Posted in English

The Spy Who Chegged Me

Structures I’ve seen in books and never been quite sure how to parse. According to Ciberdúvidas,

Vir + A + Infinitive

Is a periphrastic form of a verb. Wait, wait, hold it right there, what is a periphrastic form? It just means you use extra words to give the verb a slightly different dynamic or even to change the tense. In english it’s things like “You shall go to the ball” or “I do like chips”. It might change the verb’s tense or it might just make it sound more complete and more dynamic. Maybe like in English: How do you come to be in a place like this? It has the sense of ending up somewhere by chance, and it sounds more interesting than “How did you get here?” or “Why are you here?”

There’s an example in the book I’m reading now. Talking about Bolsonaro’s attempts to blame minorities for everything Ricardo Araújo Pereira says “Acredito que a gente ainda venha a descobrir que há inúmeros gays negros e índios na Lava Jato”.

Chegar + A + Infinitive

“Chegar a”, on the other hand is more like “finally managed to…”. It’s stressing the end of the action coming after a long time or a strenuous effort. Searching for an example similar to the one above, I hit on this one which is from a religious website talking how, after a lot of prayer, the believer can finally come to understand the project that God has laid out:

A oração também se torna caminho para o discernimento vocacional, não só porque Jesus mesmo convidou a rogar ao dono da messe, mas porque é somente na escuta de Deus que o crente pode chegar a descobrir o projeto que Deus mesmo traçou: no mistério contemplado, o crente descobre a própria identidade, «escondida com Cristo em Deus»

Posted in English

Toe Long And Thanks…

Fazes-me tanta falta como o dedo mindinho

I felt sure when I saw this t-shirt from Cão Azul that it would turn out to be some sort of idiomatic expression but as far as I can tell, it’s not. “Fazes-me tanta falta como o dedo mindinho” just seems to be something they decided would be a cool slogan. Interesting vocabulary though

Fazes-me tanta falta como… = I miss you like

Dedo mindinho = little toe or little finger.
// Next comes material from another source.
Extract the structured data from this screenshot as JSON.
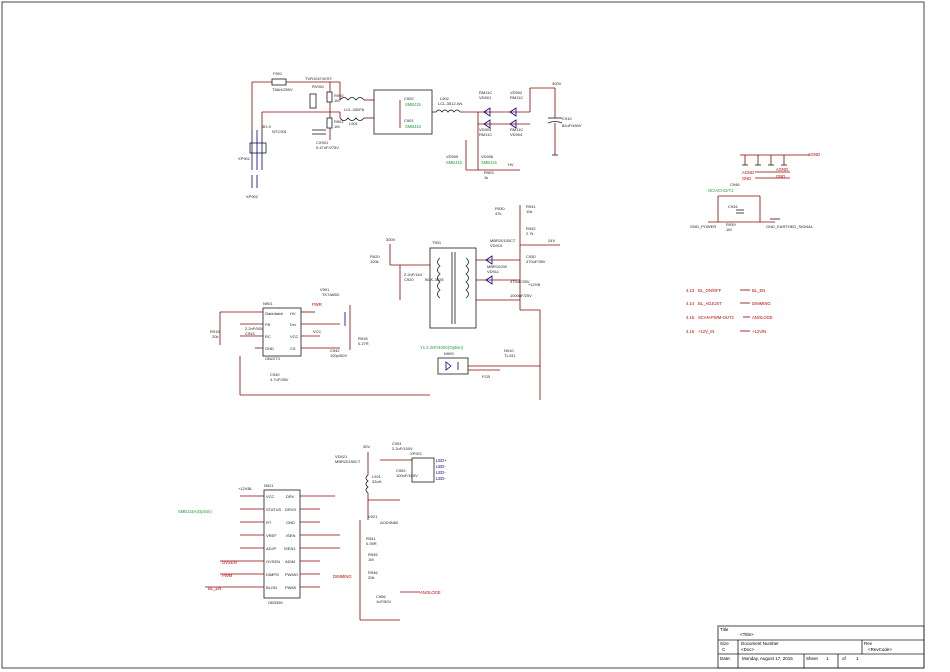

You can specify “dedo mindinho do pé” if you like, but I guess they thought it wasn’t necessary with the picture.

I have already done a post about the names of fingers a little while ago but it’s not vocabulary I use very often so I’d forgotten all about it, and I see I used a different word – “Dedo Mínimo” at the time. I checked in priberam though, and either will do. Neither is brazilian or anything, it’s just like we use “little finger” and “pinkie finger”.

Incidentally, if you don’t already know this, walking around with a portuguese t-shirt on is a great way of announcing to everyone around you that you speak portuguese. That’s nice if you like boasting, but it’s even better if you want portuguese speakers you happen to meet out in the real world to say “Oh! Do you speak portuguese?” whereupon you can clutch at their elbow and not let them go until you have wrung half an hour of conversation practice out of them. For more terrible ideas like this, have a look at the portuguese language hacks page.

Anyway, the point is, I recommend Cão Azul as the internet’s most useful language learning resource.